Blog
Beyond Social Monitoring
May 19, 2017

WHEN a major international electronic home appliance manufacturer wanted to find out what its customers prefer about coffee, it turned to the social media for answers. The coffee appliance maker reimagined its social media strategy. It immediately signed up with a social media monitoring company and started an online campaign.

 

 The objective is to brew up an effective campaign to understand the passion points of coffee lovers as well as knowing what makes them tick when it comes to coffee.

 

 But what information can social media yield to the manufacturer?

 

Is this information reliable? How useful is this information? These are valid questions for any market strategist to answer.

 

Conversations on social media are classified as unstructured data. But with the right tool to filter and analyse, these conversations can yield useful information for various stakeholders. Measuring brand attractiveness, tabulating quality of service level, correcting misinformation and even defusing a potential crisis can all be done via social media analytics.

 

The coffee maker approached social media analytics with a five-point strategy:
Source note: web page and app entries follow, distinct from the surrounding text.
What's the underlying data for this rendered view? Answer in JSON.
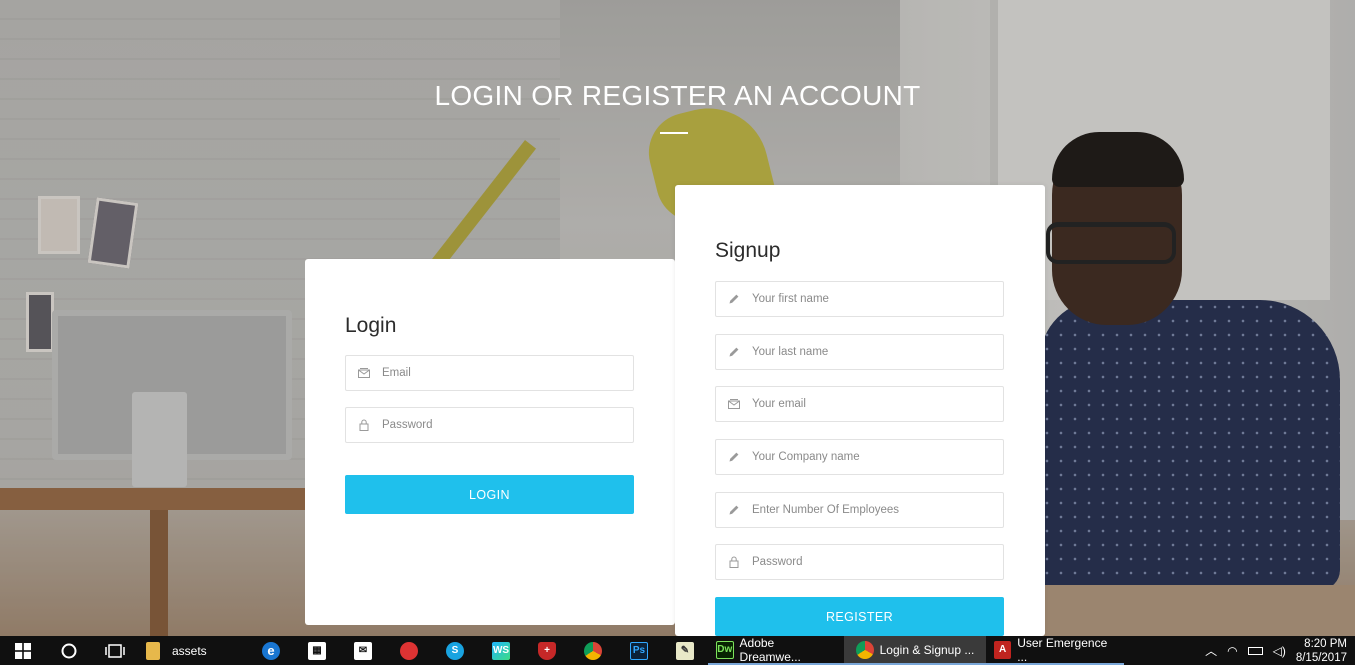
{
  "page": {
    "headline": "LOGIN OR REGISTER AN ACCOUNT"
  },
  "login": {
    "title": "Login",
    "email_placeholder": "Email",
    "password_placeholder": "Password",
    "button_label": "LOGIN"
  },
  "signup": {
    "title": "Signup",
    "first_name_placeholder": "Your first name",
    "last_name_placeholder": "Your last name",
    "email_placeholder": "Your email",
    "company_placeholder": "Your Company name",
    "employees_placeholder": "Enter Number Of Employees",
    "password_placeholder": "Password",
    "button_label": "REGISTER"
  },
  "taskbar": {
    "folder_label": "assets",
    "dreamweaver_label": "Adobe Dreamwe...",
    "chrome_label": "Login & Signup ...",
    "pdf_label": "User Emergence ...",
    "time": "8:20 PM",
    "date": "8/15/2017",
    "accent": "#1fc0ec"
  }
}
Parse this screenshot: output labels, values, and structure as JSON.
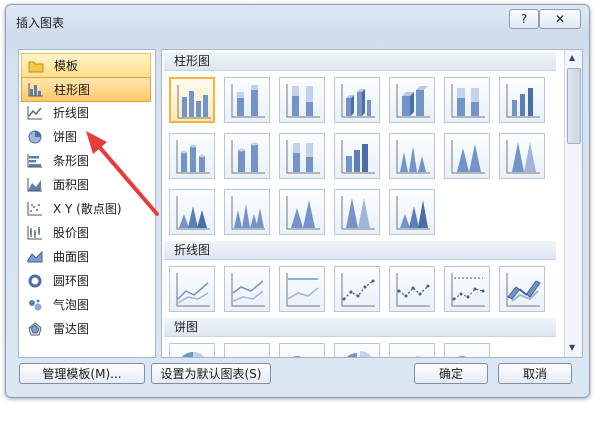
{
  "window": {
    "title": "插入图表",
    "help_label": "?",
    "close_label": "✕"
  },
  "sidebar": {
    "items": [
      {
        "label": "模板",
        "icon": "folder-icon"
      },
      {
        "label": "柱形图",
        "icon": "column-chart-icon"
      },
      {
        "label": "折线图",
        "icon": "line-chart-icon"
      },
      {
        "label": "饼图",
        "icon": "pie-chart-icon"
      },
      {
        "label": "条形图",
        "icon": "bar-chart-icon"
      },
      {
        "label": "面积图",
        "icon": "area-chart-icon"
      },
      {
        "label": "X Y (散点图)",
        "icon": "scatter-chart-icon"
      },
      {
        "label": "股价图",
        "icon": "stock-chart-icon"
      },
      {
        "label": "曲面图",
        "icon": "surface-chart-icon"
      },
      {
        "label": "圆环图",
        "icon": "doughnut-chart-icon"
      },
      {
        "label": "气泡图",
        "icon": "bubble-chart-icon"
      },
      {
        "label": "雷达图",
        "icon": "radar-chart-icon"
      }
    ],
    "selected_index": 1
  },
  "sections": [
    {
      "label": "柱形图"
    },
    {
      "label": "折线图"
    },
    {
      "label": "饼图"
    }
  ],
  "footer": {
    "manage_templates": "管理模板(M)...",
    "set_default": "设置为默认图表(S)",
    "ok": "确定",
    "cancel": "取消"
  },
  "colors": {
    "selection": "#ffc86a",
    "accent": "#e83b3b",
    "chart_blue": "#6f8fc4"
  }
}
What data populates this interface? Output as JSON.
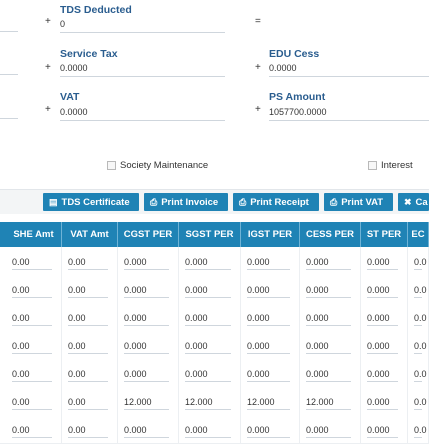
{
  "form": {
    "tds_label": "TDS Deducted",
    "tds_value": "0",
    "equals": "=",
    "service_tax_label": "Service Tax",
    "service_tax_value": "0.0000",
    "edu_cess_label": "EDU Cess",
    "edu_cess_value": "0.0000",
    "vat_label": "VAT",
    "vat_value": "0.0000",
    "ps_amount_label": "PS Amount",
    "ps_amount_value": "1057700.0000",
    "plus": "+"
  },
  "checks": {
    "society_maintenance": "Society Maintenance",
    "interest": "Interest"
  },
  "buttons": {
    "tds_certificate": "TDS Certificate",
    "print_invoice": "Print Invoice",
    "print_receipt": "Print Receipt",
    "print_vat": "Print VAT",
    "cancel": "Ca"
  },
  "table": {
    "columns": [
      "SHE Amt",
      "VAT Amt",
      "CGST PER",
      "SGST PER",
      "IGST PER",
      "CESS PER",
      "ST PER",
      "EC"
    ],
    "rows": [
      [
        "0.00",
        "0.00",
        "0.000",
        "0.000",
        "0.000",
        "0.000",
        "0.000",
        "0.0"
      ],
      [
        "0.00",
        "0.00",
        "0.000",
        "0.000",
        "0.000",
        "0.000",
        "0.000",
        "0.0"
      ],
      [
        "0.00",
        "0.00",
        "0.000",
        "0.000",
        "0.000",
        "0.000",
        "0.000",
        "0.0"
      ],
      [
        "0.00",
        "0.00",
        "0.000",
        "0.000",
        "0.000",
        "0.000",
        "0.000",
        "0.0"
      ],
      [
        "0.00",
        "0.00",
        "0.000",
        "0.000",
        "0.000",
        "0.000",
        "0.000",
        "0.0"
      ],
      [
        "0.00",
        "0.00",
        "12.000",
        "12.000",
        "12.000",
        "12.000",
        "0.000",
        "0.0"
      ],
      [
        "0.00",
        "0.00",
        "0.000",
        "0.000",
        "0.000",
        "0.000",
        "0.000",
        "0.0"
      ]
    ]
  },
  "colors": {
    "accent": "#1f83b5",
    "label": "#2a5d8f"
  }
}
Identify consumer points of interest;

Locate local coffee tastemakers;

Use insights to create hashtag campaign;

Use insights from user-generated content; and finally
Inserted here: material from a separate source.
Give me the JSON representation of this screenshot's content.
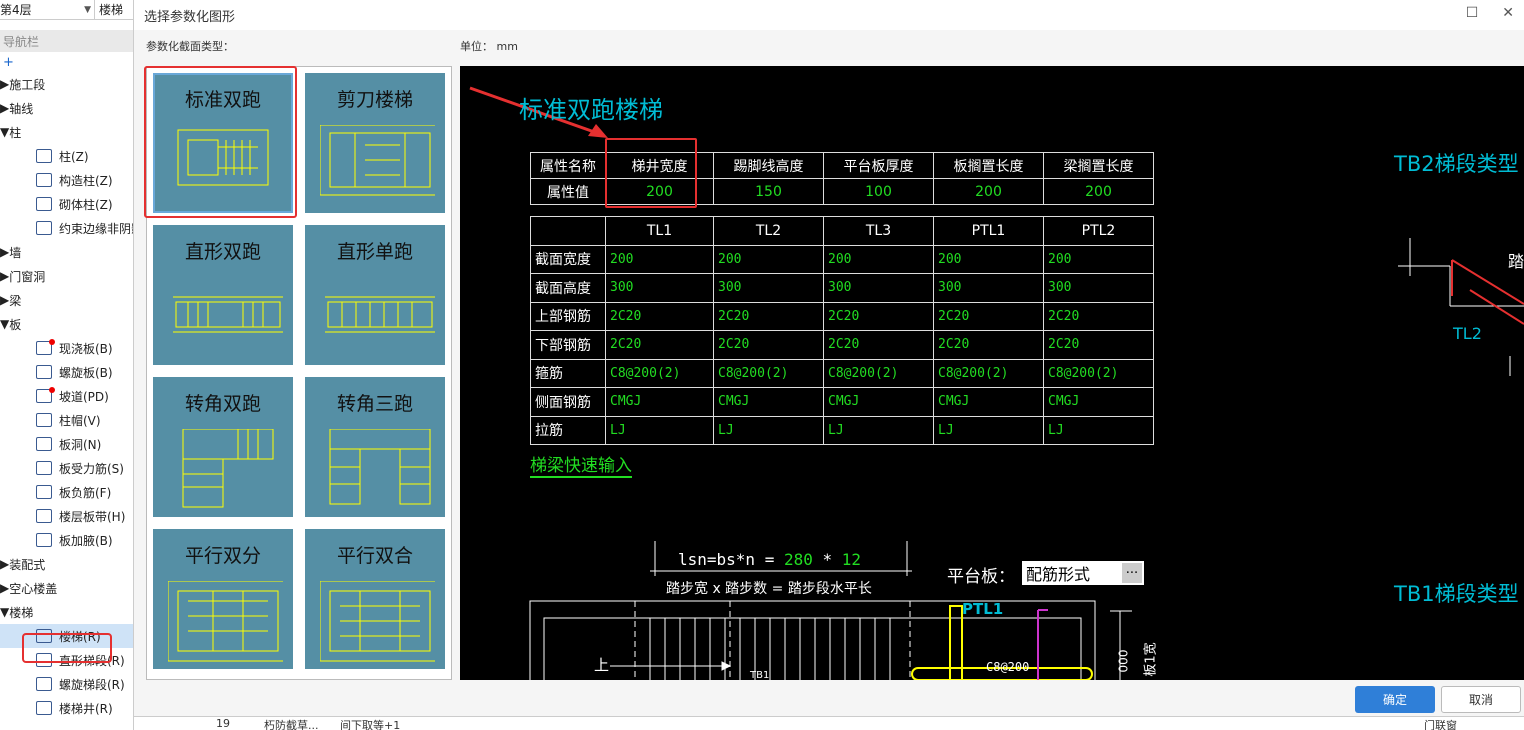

Personalise the insights to your customer.

 

 

Beyond social media listening

 

 

Going beyond social media monitoring, the coffee maker was elated when it increased consumer affinity to its brand. Its Instagram fans increased five-fold, online brand mentions increased eight-fold and quadrupled its Facebook engagement rate.

 

 

And all this cost the company just a fraction of what it would normally cost to do a full-blown market research of customer perception.

 

 

Listening to conversations on social networks can provide more than just a means to monitor how your customer perceives your brand image or service level. Social networks can be used to market your products effectively, reaching out beyond your existing market.

 

 

For instance, using Blue Ocean Strategy’s three tiers of non-customers, social listening tools can help a great deal in placing your customers in the three buckets of “soon-to-be” non-customers, “refusing” non-customers and lastly, “unexplored” non-customers.

 

 

Combining social listening tools into your corporate strategy development can provide a great deal of information and insight into what your potential customers are seeking. This could then be translated into actionable programmes to address various gripes or peeves that existing and non-customers may be dealing with.

 

 

Businesses could easily take steps to ensure existing customers are happy, while at the same time woo non-customers over with smart online campaigns. The wonderful aspect of it all is that social media listening tools can yield real-time information in a cost-effective manner.

 

 

Beyond monitoring

 

 

Under a challenging business climate, businesses find ways to reduce cost and cut expenses. Efficiency is what senior management seeks, to improve productivity and output with the lowest possible input.

 

 

Social listening is more than just monitoring. It is not about merely knowing what people are saying about your brand or business. Sometimes, it could be what people aren’t directly saying things about you that matters. Let’s look at Twitter, for instance, and how brands are mentioned on this platform. There are approximately 1.3 billion Twitter users worldwide. According to Twitter usage statistics, each second about 6,000 tweets are sent globally or about 500 million tweets per day. Out of this, only about 30% of tweets about your company does not include your company’s Twitter handle.

 

 

In other words, if you were just monitoring your company’s Twitter mentions, you will miss the wood for the trees. Social listening plays an important role here to bring some “order” to seemingly random conversations taking place online about your company, product or services. Merely monitoring and capturing social media mentions won’t cut it anymore. With the advent of Big Data analytics, one will have to reach out, and pay attention to online conversations.

 

 

This isn’t about eavesdropping or a violation of privacy. It is the era of Big Data where social networks are now an extremely useful platform to provide feedback for companies to take quick remedial measures to appease their customers and potential customers. Social listening is a two-way communication between customers and businesses in real-time.

 

 

The beauty of it all is that it is available for just a fraction of the cost typically paid to market research companies to obtain data.

 

 

Prathab V is with Anderson Market Analytics. He enjoys social listening and thinks companies can be cost-effective in terms of market research and data analysis. He can be contacted at prathab@

anderson.my